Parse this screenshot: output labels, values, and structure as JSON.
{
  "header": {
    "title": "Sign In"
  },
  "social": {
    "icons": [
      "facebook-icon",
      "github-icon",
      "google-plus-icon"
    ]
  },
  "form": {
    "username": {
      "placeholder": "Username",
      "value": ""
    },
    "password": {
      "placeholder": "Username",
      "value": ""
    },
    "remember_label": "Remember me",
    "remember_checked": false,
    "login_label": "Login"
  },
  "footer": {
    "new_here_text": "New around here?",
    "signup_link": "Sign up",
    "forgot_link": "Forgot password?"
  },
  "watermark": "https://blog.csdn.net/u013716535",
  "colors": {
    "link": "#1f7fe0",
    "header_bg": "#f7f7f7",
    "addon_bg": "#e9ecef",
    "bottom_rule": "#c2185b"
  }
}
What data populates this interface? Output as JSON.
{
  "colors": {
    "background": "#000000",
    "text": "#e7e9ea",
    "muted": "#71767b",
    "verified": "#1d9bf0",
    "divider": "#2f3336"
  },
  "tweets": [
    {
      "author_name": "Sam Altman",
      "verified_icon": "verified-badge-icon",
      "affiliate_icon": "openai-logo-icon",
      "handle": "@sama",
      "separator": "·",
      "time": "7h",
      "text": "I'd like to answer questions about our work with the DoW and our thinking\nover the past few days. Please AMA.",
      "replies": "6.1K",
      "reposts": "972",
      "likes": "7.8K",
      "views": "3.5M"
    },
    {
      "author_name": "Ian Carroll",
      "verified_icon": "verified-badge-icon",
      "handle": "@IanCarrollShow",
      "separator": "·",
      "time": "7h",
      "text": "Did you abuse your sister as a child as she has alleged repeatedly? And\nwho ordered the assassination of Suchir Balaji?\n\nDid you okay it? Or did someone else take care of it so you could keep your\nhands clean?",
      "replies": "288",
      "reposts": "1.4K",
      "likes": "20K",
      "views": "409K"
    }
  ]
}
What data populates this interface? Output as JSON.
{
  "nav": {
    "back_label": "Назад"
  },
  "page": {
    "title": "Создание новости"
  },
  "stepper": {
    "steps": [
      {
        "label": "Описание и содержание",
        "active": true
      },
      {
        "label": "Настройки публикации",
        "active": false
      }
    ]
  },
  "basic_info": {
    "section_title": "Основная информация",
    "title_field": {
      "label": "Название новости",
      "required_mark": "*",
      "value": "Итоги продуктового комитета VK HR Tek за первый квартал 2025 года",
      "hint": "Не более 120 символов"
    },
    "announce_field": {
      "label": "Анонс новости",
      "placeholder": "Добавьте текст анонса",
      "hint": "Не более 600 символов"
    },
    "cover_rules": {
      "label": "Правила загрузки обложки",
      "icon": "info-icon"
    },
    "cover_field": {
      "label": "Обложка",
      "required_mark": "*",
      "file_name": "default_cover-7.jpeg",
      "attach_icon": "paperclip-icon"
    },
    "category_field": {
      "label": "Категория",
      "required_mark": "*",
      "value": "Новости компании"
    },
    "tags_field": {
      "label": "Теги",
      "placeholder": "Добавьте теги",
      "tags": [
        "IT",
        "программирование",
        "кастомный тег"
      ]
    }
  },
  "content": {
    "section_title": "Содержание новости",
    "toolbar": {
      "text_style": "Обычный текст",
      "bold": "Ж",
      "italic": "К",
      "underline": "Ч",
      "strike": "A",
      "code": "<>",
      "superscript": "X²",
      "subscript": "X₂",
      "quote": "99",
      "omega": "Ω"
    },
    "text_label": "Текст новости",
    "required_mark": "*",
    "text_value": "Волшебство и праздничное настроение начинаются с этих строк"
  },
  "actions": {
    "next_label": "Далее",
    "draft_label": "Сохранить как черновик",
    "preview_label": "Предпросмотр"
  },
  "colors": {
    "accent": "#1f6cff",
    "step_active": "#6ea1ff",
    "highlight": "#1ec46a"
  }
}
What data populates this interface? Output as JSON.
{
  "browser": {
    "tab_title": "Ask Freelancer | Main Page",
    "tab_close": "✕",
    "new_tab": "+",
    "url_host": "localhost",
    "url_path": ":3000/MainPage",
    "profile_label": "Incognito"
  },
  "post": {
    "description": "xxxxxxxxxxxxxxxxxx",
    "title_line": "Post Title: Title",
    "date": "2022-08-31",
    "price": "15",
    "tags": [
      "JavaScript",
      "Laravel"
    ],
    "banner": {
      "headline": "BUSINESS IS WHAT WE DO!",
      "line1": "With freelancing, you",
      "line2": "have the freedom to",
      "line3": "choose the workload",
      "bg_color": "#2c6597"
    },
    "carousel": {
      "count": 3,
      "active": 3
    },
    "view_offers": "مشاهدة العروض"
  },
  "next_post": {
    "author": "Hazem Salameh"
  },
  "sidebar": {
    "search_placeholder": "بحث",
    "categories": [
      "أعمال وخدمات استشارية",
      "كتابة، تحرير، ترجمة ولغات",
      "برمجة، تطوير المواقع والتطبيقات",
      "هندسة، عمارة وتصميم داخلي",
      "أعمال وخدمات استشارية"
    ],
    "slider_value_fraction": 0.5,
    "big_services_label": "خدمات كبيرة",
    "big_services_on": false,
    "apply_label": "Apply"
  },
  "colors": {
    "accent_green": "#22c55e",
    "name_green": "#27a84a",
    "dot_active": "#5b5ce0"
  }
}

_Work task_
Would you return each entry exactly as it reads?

_The completed task_
Parse this screenshot: output labels, values, and structure as JSON.
{
  "header": {
    "title": "Sign In"
  },
  "social": {
    "icons": [
      "facebook-icon",
      "github-icon",
      "google-plus-icon"
    ]
  },
  "form": {
    "username": {
      "placeholder": "Username",
      "value": ""
    },
    "password": {
      "placeholder": "Username",
      "value": ""
    },
    "remember_label": "Remember me",
    "remember_checked": false,
    "login_label": "Login"
  },
  "footer": {
    "new_here_text": "New around here?",
    "signup_link": "Sign up",
    "forgot_link": "Forgot password?"
  },
  "watermark": "https://blog.csdn.net/u013716535",
  "colors": {
    "link": "#1f7fe0",
    "header_bg": "#f7f7f7",
    "addon_bg": "#e9ecef",
    "bottom_rule": "#c2185b"
  }
}
What data populates this interface? Output as JSON.
{
  "colors": {
    "background": "#000000",
    "text": "#e7e9ea",
    "muted": "#71767b",
    "verified": "#1d9bf0",
    "divider": "#2f3336"
  },
  "tweets": [
    {
      "author_name": "Sam Altman",
      "verified_icon": "verified-badge-icon",
      "affiliate_icon": "openai-logo-icon",
      "handle": "@sama",
      "separator": "·",
      "time": "7h",
      "text": "I'd like to answer questions about our work with the DoW and our thinking\nover the past few days. Please AMA.",
      "replies": "6.1K",
      "reposts": "972",
      "likes": "7.8K",
      "views": "3.5M"
    },
    {
      "author_name": "Ian Carroll",
      "verified_icon": "verified-badge-icon",
      "handle": "@IanCarrollShow",
      "separator": "·",
      "time": "7h",
      "text": "Did you abuse your sister as a child as she has alleged repeatedly? And\nwho ordered the assassination of Suchir Balaji?\n\nDid you okay it? Or did someone else take care of it so you could keep your\nhands clean?",
      "replies": "288",
      "reposts": "1.4K",
      "likes": "20K",
      "views": "409K"
    }
  ]
}
What data populates this interface? Output as JSON.
{
  "nav": {
    "back_label": "Назад"
  },
  "page": {
    "title": "Создание новости"
  },
  "stepper": {
    "steps": [
      {
        "label": "Описание и содержание",
        "active": true
      },
      {
        "label": "Настройки публикации",
        "active": false
      }
    ]
  },
  "basic_info": {
    "section_title": "Основная информация",
    "title_field": {
      "label": "Название новости",
      "required_mark": "*",
      "value": "Итоги продуктового комитета VK HR Tek за первый квартал 2025 года",
      "hint": "Не более 120 символов"
    },
    "announce_field": {
      "label": "Анонс новости",
      "placeholder": "Добавьте текст анонса",
      "hint": "Не более 600 символов"
    },
    "cover_rules": {
      "label": "Правила загрузки обложки",
      "icon": "info-icon"
    },
    "cover_field": {
      "label": "Обложка",
      "required_mark": "*",
      "file_name": "default_cover-7.jpeg",
      "attach_icon": "paperclip-icon"
    },
    "category_field": {
      "label": "Категория",
      "required_mark": "*",
      "value": "Новости компании"
    },
    "tags_field": {
      "label": "Теги",
      "placeholder": "Добавьте теги",
      "tags": [
        "IT",
        "программирование",
        "кастомный тег"
      ]
    }
  },
  "content": {
    "section_title": "Содержание новости",
    "toolbar": {
      "text_style": "Обычный текст",
      "bold": "Ж",
      "italic": "К",
      "underline": "Ч",
      "strike": "A",
      "code": "<>",
      "superscript": "X²",
      "subscript": "X₂",
      "quote": "99",
      "omega": "Ω"
    },
    "text_label": "Текст новости",
    "required_mark": "*",
    "text_value": "Волшебство и праздничное настроение начинаются с этих строк"
  },
  "actions": {
    "next_label": "Далее",
    "draft_label": "Сохранить как черновик",
    "preview_label": "Предпросмотр"
  },
  "colors": {
    "accent": "#1f6cff",
    "step_active": "#6ea1ff",
    "highlight": "#1ec46a"
  }
}
What data populates this interface? Output as JSON.
{
  "browser": {
    "tab_title": "Ask Freelancer | Main Page",
    "tab_close": "✕",
    "new_tab": "+",
    "url_host": "localhost",
    "url_path": ":3000/MainPage",
    "profile_label": "Incognito"
  },
  "post": {
    "description": "xxxxxxxxxxxxxxxxxx",
    "title_line": "Post Title: Title",
    "date": "2022-08-31",
    "price": "15",
    "tags": [
      "JavaScript",
      "Laravel"
    ],
    "banner": {
      "headline": "BUSINESS IS WHAT WE DO!",
      "line1": "With freelancing, you",
      "line2": "have the freedom to",
      "line3": "choose the workload",
      "bg_color": "#2c6597"
    },
    "carousel": {
      "count": 3,
      "active": 3
    },
    "view_offers": "مشاهدة العروض"
  },
  "next_post": {
    "author": "Hazem Salameh"
  },
  "sidebar": {
    "search_placeholder": "بحث",
    "categories": [
      "أعمال وخدمات استشارية",
      "كتابة، تحرير، ترجمة ولغات",
      "برمجة، تطوير المواقع والتطبيقات",
      "هندسة، عمارة وتصميم داخلي",
      "أعمال وخدمات استشارية"
    ],
    "slider_value_fraction": 0.5,
    "big_services_label": "خدمات كبيرة",
    "big_services_on": false,
    "apply_label": "Apply"
  },
  "colors": {
    "accent_green": "#22c55e",
    "name_green": "#27a84a",
    "dot_active": "#5b5ce0"
  }
}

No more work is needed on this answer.